The Grace of God and the Meth Drinker
by Sydney Goodsir Smith
There ye gang, ye daft
And dotit dotterel, ye saft
Crazed outland skalrag saul
In your bits and ends o winnockie duds
Your fyled and fozie-fousome clouts
As fou’s a fish, crackt and craftie-drunk
Wi blearit reid-rimmed
Ee and slaveran crozie mou
Dwaiblan owre the causie like a ship
Storm-toss’t i’ the Bay of Biscay O
At-sea indeed and hauf-seas-owre
Or up-til-the-crosstrees-sunk –
Wha kens? Wha racks?
Hidderie-hetterie stouteran in a dozie dwaum
O’ ramsh reid-biddie – Christ!
O’ jake ahint him, a mephitic
Rouk o miserie, like some unco exotic
Perfume o the Orient no juist sae easilie tholit
By the bleak barbarians o the Wast
But Subtil, acrid, jaggan the nebstrous
Wi ‘n owrehailan ugsome guff, maist delicat,
Like in scent til the streel o a randie gib . . .
His toothless gums, his lips, bricht cramasie
A schere-bricht slash o bluid
a schene like the leaman gleid o rubies
Throu the gray-white stibble

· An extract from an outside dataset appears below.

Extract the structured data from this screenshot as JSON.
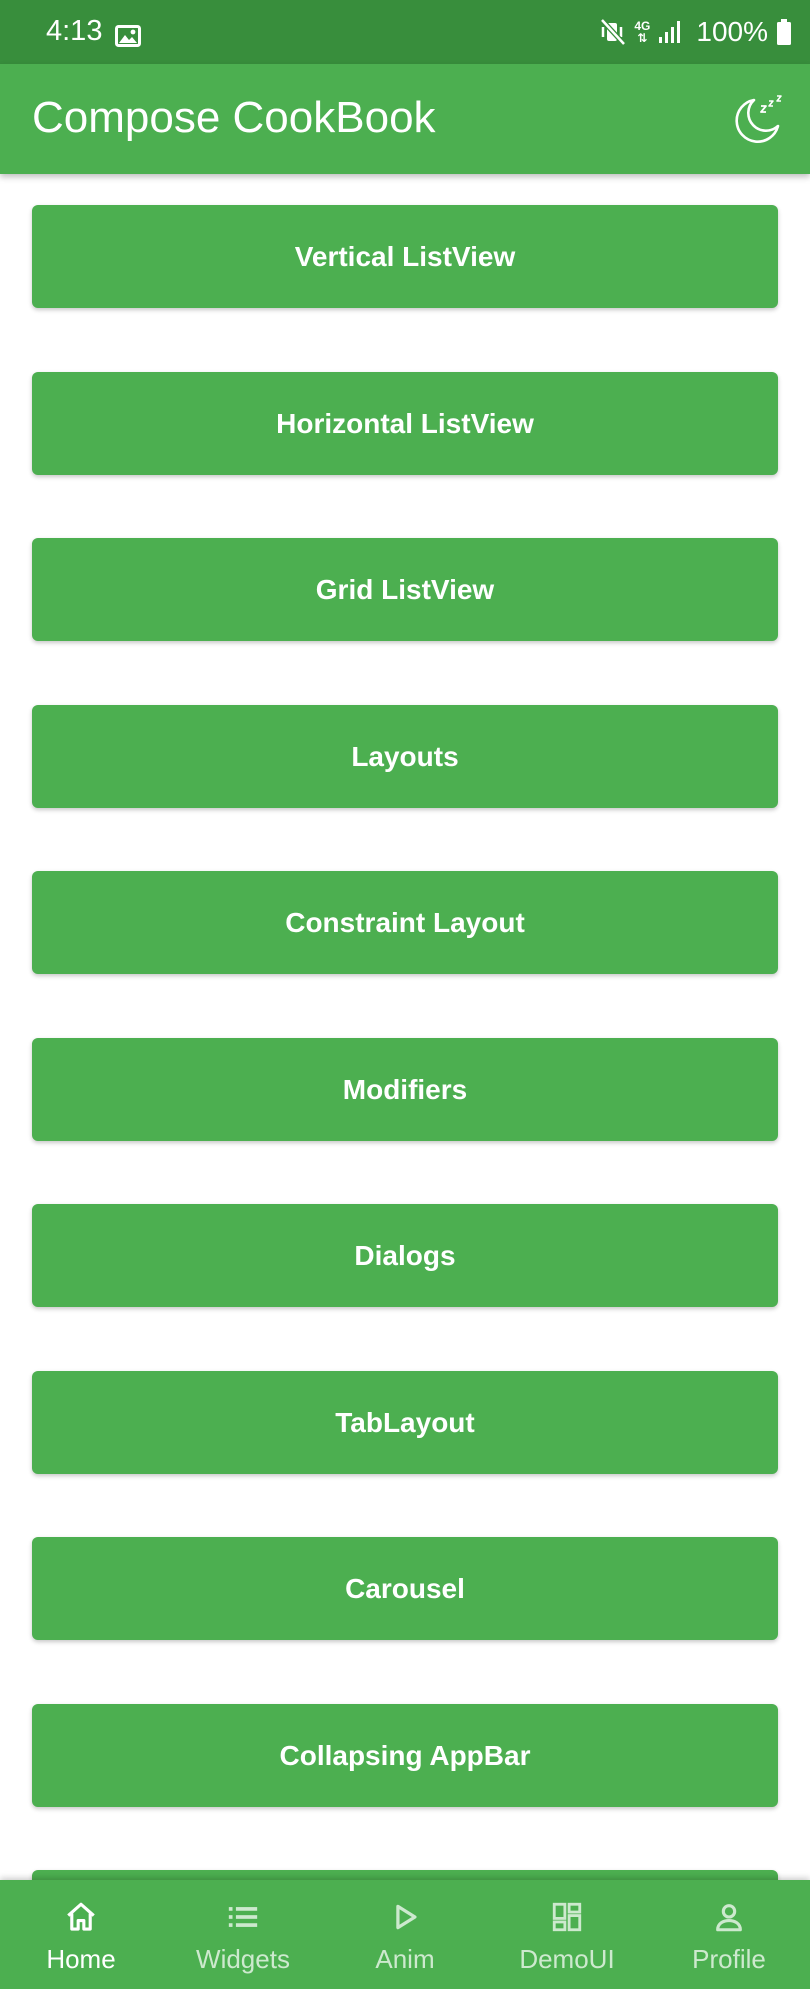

O’ his blank unrazit chafts. a hangman’s
Heid, droolie wi gob, the bricht een
Sichtless, cannie, blythe, and slee –
– But for the undeemous glorie and grace
O’ a mercifu omnipotent majestic God
Superne eterne and sceptred in the firmament
Whartil the praises o the leal rise
Like incence aye about Your throne,
Ayebydan, thochtless and eternallie hauf-drunk
Wi nectar, Athole-brose, ambrosia – nae jake for
God there! –
But for the ‘bunesaid unsocht grace, unprayed-for,
Scottish Libraries across the Internet
Good general introdution
Scottish Poetry Library
A brief biog with links to an in-depth discussion of one of his major works Under the Eildon Tree.